Hoffmann Scholar Ilan Manor, an expert in digital diplomacy and editor of the blog Exploring Digital Diplomacy, gives us a brief introduction into what digital diplomacy is and how it influences the world around us.
Technology has always impacted the practice of diplomacy. The printing press, for instance, contributed to the formation of nation states and the establishment of the role of Ambassadors. Mass media technologies such as the radio and television enabled governments to converse directly with the populations of neighboring states. The internet impacted the speed of diplomacy as diplomatic couriers and encrypted communications were replaced with more immediate means of communication such as the email.
Recent years have witnessed yet again the impact of technology on diplomacy with the migration of foreign ministries to social media (i.e., twitter, Facebook, YouTube). Often referred to as digital diplomacy, the incorporation of social media in the conduct of diplomacy may be viewed as both an evolution and a revolution in diplomatic practice.
Diplomacy has traditionally been occupied with three tasks: representation, information gathering and negotiation. Through social media, foreign ministries and diplomats are able to better preform these tasks. By following the social media accounts of influential bloggers and citizen journalists, a foreign ministry may gather valuable information and better understand or predict events in other countries. Indeed it has often been claimed that had the UK Foreign Office followed the hashtag Tahrir on twitter it would have anticipated the Arab Spring (this hashtag was used by the protestors in Cairo’s Tahrir square).
In addition, through social media nations can better their represent their nations abroad. For instance, through its embassies’ twitter accounts, Israel can better explain its policies vis-a-vis the Arab world to foreign populations. Likewise, the British government can shape its international image in an attempt to better its relationship with the populations of Arab states.
Finally, through social media, diplomats are able to influence negotiations in real time. During the 2014 Crimea Crisis, the German Foreign Ministry was actively using social media in order to shape global public opinion and pressure Russia into withdrawing its forces from Eastern Ukraine.
However, it is also possible to state that the very attributes of social media indicate a revolution in diplomatic practice.
Throughout the 20th century, governments had become accustomed to using mass media channels in order to communicate with foreign populations. These activities ranged from Nazi radio propaganda in the 1940’s to the use of the Voice of America radio station during the Cold War years. What is common to all such 20th century activities was a one way flow of information in which governments spoke at, not with, foreign populations.
This is not the case with social media as by definition sites like twitter and Facebook are centered on two way communication and an active exchange of information. Thus, governments can now speak with people, rather than at them. It is this transition from monologue to dialogue that is revolutionary in its character.

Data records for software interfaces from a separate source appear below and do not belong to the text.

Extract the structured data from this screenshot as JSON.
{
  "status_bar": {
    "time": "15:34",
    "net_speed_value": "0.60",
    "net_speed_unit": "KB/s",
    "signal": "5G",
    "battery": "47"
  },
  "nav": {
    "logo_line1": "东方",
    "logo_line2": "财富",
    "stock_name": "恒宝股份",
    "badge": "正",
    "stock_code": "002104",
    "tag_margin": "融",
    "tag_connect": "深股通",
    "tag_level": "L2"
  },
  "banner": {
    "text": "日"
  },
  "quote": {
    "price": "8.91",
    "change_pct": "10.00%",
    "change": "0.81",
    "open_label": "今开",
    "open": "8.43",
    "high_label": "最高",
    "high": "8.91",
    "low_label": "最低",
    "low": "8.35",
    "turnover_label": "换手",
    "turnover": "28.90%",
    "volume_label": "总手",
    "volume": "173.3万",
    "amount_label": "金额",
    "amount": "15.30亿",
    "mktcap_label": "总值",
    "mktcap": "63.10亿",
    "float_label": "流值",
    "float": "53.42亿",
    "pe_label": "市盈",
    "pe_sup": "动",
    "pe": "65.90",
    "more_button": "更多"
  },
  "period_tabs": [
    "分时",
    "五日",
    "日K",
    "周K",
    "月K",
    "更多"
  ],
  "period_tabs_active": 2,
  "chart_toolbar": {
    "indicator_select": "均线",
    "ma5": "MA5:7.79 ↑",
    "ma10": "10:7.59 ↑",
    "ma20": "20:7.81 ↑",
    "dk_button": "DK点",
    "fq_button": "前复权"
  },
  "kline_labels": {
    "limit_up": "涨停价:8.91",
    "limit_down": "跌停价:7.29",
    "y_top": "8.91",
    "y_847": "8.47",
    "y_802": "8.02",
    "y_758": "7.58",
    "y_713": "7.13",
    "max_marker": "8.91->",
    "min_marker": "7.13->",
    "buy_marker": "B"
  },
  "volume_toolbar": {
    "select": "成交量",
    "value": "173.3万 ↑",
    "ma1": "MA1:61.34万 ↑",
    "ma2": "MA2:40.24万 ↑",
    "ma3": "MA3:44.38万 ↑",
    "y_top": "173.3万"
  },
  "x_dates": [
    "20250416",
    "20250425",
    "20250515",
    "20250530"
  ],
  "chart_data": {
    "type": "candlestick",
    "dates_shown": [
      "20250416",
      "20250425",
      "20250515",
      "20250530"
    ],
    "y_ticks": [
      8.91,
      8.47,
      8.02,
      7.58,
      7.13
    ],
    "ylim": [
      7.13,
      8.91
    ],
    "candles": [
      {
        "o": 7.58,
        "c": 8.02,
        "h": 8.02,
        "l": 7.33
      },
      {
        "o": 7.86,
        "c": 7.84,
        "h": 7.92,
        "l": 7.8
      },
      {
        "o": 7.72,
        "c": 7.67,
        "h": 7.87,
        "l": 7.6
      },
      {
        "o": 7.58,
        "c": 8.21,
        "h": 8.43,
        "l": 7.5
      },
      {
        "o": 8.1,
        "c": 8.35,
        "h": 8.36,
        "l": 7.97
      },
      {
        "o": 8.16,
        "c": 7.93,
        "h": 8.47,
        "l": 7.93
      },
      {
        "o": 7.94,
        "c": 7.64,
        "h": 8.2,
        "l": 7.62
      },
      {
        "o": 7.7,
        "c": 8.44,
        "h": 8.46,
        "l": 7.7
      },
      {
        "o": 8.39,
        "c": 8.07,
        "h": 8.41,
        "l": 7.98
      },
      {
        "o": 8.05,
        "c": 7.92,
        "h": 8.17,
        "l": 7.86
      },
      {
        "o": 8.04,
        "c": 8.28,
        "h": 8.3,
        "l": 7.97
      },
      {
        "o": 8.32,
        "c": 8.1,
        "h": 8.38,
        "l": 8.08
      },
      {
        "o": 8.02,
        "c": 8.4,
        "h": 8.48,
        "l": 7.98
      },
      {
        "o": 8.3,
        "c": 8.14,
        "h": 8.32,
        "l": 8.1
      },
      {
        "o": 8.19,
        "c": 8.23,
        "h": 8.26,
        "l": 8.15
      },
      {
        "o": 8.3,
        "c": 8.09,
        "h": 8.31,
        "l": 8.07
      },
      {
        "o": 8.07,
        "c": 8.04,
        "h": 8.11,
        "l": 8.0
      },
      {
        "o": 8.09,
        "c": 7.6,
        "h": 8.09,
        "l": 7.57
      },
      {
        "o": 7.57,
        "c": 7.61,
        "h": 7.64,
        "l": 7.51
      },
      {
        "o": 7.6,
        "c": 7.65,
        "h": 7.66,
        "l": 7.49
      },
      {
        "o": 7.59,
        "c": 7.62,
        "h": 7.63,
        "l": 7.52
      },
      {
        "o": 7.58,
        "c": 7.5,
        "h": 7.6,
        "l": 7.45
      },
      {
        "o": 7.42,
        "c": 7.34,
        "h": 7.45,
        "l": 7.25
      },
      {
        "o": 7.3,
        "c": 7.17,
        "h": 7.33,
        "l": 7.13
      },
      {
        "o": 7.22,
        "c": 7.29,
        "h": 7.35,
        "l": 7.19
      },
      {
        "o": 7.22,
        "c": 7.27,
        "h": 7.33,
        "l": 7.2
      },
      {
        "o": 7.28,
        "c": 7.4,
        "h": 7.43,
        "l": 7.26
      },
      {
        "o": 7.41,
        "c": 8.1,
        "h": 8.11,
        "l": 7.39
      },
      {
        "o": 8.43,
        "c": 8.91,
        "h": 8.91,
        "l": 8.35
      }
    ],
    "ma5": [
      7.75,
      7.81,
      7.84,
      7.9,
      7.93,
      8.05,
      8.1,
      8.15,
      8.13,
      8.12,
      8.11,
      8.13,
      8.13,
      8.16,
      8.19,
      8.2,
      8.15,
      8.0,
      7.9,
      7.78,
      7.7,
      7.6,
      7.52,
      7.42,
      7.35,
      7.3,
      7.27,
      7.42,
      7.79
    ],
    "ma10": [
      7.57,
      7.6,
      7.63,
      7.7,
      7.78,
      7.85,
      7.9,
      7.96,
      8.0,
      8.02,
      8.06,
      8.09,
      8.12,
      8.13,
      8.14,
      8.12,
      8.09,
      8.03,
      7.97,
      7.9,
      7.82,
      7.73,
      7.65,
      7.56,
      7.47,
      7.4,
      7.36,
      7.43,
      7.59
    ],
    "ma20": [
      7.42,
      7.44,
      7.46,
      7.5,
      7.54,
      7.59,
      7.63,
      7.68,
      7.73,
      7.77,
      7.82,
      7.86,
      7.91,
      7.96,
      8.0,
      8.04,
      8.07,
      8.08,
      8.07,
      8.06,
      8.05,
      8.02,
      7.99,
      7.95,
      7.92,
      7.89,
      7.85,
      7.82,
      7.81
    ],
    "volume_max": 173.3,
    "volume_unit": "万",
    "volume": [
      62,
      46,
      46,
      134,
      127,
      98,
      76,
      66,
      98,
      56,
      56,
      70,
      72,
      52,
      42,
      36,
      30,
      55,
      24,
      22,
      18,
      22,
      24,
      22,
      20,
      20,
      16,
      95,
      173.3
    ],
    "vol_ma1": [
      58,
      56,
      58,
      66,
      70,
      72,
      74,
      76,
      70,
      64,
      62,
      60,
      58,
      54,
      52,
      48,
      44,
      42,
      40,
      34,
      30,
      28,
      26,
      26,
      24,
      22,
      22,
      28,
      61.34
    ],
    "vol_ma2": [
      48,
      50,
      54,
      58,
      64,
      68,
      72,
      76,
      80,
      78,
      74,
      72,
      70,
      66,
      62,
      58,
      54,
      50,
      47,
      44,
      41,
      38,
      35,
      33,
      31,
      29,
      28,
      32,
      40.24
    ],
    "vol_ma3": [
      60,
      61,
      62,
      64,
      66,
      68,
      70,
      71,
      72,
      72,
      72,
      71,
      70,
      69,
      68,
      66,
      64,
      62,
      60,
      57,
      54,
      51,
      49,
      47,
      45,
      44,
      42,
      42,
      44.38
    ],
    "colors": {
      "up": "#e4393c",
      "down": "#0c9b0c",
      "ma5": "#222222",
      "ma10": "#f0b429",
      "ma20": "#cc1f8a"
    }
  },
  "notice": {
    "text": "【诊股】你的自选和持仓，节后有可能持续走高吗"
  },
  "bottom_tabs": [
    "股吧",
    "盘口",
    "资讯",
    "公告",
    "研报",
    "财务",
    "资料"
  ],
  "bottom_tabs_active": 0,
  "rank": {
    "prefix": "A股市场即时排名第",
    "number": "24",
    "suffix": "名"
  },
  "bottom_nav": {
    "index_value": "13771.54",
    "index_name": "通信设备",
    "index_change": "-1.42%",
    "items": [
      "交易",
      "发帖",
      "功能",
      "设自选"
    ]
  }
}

Two-way engagement holds many benefits for foreign ministries. Comments by social media followers on a ministry’s Facebook page can enable it to assess the manner in which its policies are viewed around the world (i.e., British migration laws, US use of drones in war on terror). Nations may also use such information in order to better manage their international reputation, an activity known as selfie diplomacy. Finally, foreign ministries may identify the issue shaping the global agenda.
Yet like all revolutions, foreign ministries struggle to adapt to social media. The need to converse with online followers necessitates both training and resources. Likewise, foreign ministries are change resistant organizations that are not eager to replace existing practices. Finally, it is often hard to predict how social media followers will react to content published online given the volatile nature of the online demos. At times, ministries’ posts or tweets can lead to online mayhem.
Between Evolution & Revolution
Digital diplomacy is now a global phenomenon. From Santiago to Baku, and Nairobi to Sydney, foreign ministries are migrating en masse to the online world. Yet most studies show that they are using social media in the same way they used the radio and television – they are talking at social media followers and not with them. Thus, it remains to be seen if digital diplomacy is indeed a revolution or merely another evolution in diplomacy.